Finally we arrived and exited the cab. The driver hung around to witness our amazement. Jaws soon dropped. We were amazed. Forget the Chicago Mercantile Exchange. Think instead of the Fleet bank building at the corner of Witherpoon and Nassau streets in downtown Princeton. Forget the interstate highway. Think instead of Nassau Street. In fact, as I recall the scene, the sidewalk in front of Fleet Bank is considerably wider than that of the Book Depository. The street is narrower than Nassau. Look up: Oswald isn't hundreds of feet above you -- he's in the sixth floor window. That's 60 feet, the distance from the pitcher's mound to home plate.
The visit to Dallas laid to rest a lot of nagging uncertainties about the assassination. Twenty years later, prompted by this issue of U.S. 1 and enabled by the Internet, I took a virtual tour of Dealey Plaza and the Book Depository. The diagram on page 47 comes from one of the links at www.jfk.org.
The records indicate that the Book Depository is 100 feet long. If the diagram is roughly to scale, then the point labelled "Z-224," the approximate location of the limousine when Kennedy was first hit, is not much more than 100 feet from the edge of the Book Depository. I drew a diagram with two triangles, recollected the Pythagorean theorem, and calculated the hypotenuses.
When Kennedy turned the corner from Houston onto Elm he was probably no more than 100 feet from Oswald. (A catcher has to throw a baseball 130 feet to nail a runner at second base; the Princeton University gates on Nassau Street are about 100 feet from the Fleet Bank building.) By the time Kennedy was hit he was probably 150 or 175 feet from Oswald. Kids on Farm-to-Market Road in Endwell, New York, used to shoot woodchucks at distances greater than that.
A few things have changed at the Book Depository since 1963. Now the sixth floor has been preserved as the Sixth Floor Museum. While visitors are kept from standing at the window ledge itself, a webcam has been installed there, hidden in a replica of the book cartons Oswald apparently used to prop up his rifle while he took aim.
Wading through the Internet surf to get to the webcam, which provides that same grand -- and unrealistic -- panorama that the CBS documentary did, one passes by the flotsam and jetsam of all sorts of conspiracy theorists. In the small world department, one of the most prominent figures in the alleged government cover-up is Nicholas Katzenbach, the deputy attorney general (see page 17).
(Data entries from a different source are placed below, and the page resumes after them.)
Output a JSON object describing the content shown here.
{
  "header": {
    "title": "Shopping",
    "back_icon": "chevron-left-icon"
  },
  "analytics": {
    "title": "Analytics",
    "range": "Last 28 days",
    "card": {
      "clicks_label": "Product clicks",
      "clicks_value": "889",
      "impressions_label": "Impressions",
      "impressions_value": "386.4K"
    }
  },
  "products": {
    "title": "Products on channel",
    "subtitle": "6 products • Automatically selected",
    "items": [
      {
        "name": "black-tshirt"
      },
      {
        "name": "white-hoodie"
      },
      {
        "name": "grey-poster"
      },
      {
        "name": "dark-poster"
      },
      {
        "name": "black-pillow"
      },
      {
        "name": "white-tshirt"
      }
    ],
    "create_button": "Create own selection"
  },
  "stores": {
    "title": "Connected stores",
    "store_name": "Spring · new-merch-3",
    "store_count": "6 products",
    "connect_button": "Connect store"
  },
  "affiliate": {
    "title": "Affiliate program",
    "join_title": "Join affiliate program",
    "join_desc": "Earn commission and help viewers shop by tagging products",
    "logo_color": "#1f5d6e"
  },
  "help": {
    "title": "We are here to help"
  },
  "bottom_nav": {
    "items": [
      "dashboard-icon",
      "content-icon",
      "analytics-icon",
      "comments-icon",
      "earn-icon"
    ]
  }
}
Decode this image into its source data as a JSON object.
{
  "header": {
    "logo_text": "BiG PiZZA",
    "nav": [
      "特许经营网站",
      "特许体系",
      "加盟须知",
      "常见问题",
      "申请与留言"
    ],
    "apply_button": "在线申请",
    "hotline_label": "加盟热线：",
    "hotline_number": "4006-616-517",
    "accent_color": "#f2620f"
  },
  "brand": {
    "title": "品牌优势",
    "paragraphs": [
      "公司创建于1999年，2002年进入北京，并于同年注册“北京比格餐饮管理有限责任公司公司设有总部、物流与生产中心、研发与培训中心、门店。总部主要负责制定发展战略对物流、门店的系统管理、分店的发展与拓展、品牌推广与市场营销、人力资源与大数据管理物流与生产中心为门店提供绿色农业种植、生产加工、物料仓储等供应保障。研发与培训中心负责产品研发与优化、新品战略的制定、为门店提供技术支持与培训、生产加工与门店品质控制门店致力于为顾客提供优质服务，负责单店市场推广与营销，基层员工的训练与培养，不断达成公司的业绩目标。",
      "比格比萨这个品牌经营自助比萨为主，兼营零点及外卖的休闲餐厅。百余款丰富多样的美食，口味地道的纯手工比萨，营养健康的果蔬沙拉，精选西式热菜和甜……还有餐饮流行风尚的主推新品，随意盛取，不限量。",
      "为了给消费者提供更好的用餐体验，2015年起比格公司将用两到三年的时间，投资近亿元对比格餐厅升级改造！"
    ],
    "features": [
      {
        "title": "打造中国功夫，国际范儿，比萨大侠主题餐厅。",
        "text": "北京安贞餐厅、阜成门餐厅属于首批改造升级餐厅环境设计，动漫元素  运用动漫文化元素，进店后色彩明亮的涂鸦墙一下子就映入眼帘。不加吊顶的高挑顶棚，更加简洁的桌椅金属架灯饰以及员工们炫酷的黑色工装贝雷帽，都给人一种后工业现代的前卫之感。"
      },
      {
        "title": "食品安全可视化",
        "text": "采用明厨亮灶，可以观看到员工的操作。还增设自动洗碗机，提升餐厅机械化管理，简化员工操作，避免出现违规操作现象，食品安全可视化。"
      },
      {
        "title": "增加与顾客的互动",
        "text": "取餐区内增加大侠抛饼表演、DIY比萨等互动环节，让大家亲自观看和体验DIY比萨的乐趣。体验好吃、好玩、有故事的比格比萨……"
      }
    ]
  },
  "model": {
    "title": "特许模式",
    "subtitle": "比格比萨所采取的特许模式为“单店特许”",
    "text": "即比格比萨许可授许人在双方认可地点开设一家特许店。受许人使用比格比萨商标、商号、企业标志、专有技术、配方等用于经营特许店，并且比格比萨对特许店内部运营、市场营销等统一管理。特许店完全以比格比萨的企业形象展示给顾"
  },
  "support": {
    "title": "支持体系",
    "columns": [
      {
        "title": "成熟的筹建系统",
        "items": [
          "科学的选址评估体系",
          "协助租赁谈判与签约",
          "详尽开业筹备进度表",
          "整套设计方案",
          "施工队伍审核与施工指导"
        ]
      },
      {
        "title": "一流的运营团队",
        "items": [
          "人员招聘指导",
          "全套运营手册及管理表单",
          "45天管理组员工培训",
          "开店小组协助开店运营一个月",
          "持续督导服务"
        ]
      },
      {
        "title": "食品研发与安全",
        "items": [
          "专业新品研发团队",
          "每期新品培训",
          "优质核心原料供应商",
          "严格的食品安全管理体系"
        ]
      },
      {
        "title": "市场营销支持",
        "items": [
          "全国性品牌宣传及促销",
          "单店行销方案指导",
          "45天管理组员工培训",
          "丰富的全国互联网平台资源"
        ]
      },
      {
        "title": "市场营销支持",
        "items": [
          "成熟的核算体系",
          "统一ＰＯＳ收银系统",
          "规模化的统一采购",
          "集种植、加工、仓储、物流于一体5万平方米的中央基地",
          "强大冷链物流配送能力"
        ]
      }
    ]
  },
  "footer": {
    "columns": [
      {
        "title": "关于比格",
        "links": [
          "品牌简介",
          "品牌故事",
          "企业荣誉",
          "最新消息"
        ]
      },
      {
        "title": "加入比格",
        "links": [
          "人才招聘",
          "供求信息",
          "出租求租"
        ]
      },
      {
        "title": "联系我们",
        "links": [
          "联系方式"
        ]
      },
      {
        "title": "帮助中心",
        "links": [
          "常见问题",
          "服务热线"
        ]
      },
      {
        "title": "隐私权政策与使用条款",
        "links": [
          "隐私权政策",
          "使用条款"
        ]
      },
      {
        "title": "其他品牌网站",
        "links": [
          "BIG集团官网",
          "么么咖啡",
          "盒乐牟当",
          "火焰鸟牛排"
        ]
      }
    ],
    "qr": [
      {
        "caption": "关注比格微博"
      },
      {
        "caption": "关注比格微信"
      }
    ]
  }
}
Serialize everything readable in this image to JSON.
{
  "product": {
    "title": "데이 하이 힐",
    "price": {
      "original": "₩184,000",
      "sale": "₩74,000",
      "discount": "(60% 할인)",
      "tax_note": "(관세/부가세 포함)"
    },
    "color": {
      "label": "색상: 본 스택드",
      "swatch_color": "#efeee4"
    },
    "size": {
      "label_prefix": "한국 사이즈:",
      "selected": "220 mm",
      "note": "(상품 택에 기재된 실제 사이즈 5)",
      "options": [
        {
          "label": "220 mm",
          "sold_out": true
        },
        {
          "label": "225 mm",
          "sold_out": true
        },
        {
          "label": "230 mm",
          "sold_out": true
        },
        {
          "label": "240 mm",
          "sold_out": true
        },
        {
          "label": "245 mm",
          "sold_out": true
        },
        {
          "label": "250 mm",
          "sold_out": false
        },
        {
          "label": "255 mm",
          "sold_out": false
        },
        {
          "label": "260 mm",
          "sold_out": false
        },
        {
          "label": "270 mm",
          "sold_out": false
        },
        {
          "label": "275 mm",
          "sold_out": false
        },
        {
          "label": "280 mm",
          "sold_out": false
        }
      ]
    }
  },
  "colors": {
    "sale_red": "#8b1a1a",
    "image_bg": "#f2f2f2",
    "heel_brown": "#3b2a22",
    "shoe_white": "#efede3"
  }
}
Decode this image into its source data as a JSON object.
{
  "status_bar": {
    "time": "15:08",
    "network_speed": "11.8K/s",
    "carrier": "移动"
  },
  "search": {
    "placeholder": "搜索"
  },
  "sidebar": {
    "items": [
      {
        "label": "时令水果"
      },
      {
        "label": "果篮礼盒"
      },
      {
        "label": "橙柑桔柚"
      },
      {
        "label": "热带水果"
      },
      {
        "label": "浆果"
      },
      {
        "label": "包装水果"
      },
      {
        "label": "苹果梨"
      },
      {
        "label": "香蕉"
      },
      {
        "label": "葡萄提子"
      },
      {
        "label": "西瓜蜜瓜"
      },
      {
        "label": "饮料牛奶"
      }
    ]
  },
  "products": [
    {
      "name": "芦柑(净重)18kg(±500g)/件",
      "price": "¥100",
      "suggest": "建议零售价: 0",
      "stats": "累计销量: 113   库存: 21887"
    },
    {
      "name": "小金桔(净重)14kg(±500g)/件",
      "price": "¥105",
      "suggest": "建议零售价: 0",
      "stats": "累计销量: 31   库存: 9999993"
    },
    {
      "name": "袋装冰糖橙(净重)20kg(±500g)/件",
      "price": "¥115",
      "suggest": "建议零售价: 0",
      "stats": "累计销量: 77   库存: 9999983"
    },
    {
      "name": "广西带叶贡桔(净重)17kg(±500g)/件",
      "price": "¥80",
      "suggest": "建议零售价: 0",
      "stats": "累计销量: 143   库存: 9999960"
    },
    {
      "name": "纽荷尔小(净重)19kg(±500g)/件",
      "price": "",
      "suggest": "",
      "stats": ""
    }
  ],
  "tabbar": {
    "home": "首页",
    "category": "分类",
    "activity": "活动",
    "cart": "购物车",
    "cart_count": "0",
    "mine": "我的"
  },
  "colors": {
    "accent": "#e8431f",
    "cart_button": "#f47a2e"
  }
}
The most prominent journalist aiding and abetting that cover-up -- according to these conspiracy theorist -- is Richard Stolley, the managing editor during most of my days at People Magazine and in 1963 a reporter for Life magazine. Stolley threw the Life Magazine money at amateur movie-maker Abraham Zapruder, thus securing that piece of prime evidence for Life, and leaving government investigators with a second-rate copy. Imagine that: The brass balls reporter who seizes the movie in 1963 turns into a government patsy editor who turns his back on the story of the century. That's not the Stolley I remember.
So 40 years later I am still a little frustrated. How could the Dallas police fail to protect Oswald? Who knows. Could there have been another shooter? Possibly. Did he act alone? Maybe not. But could he have done it all on his own? Sure as shootin'.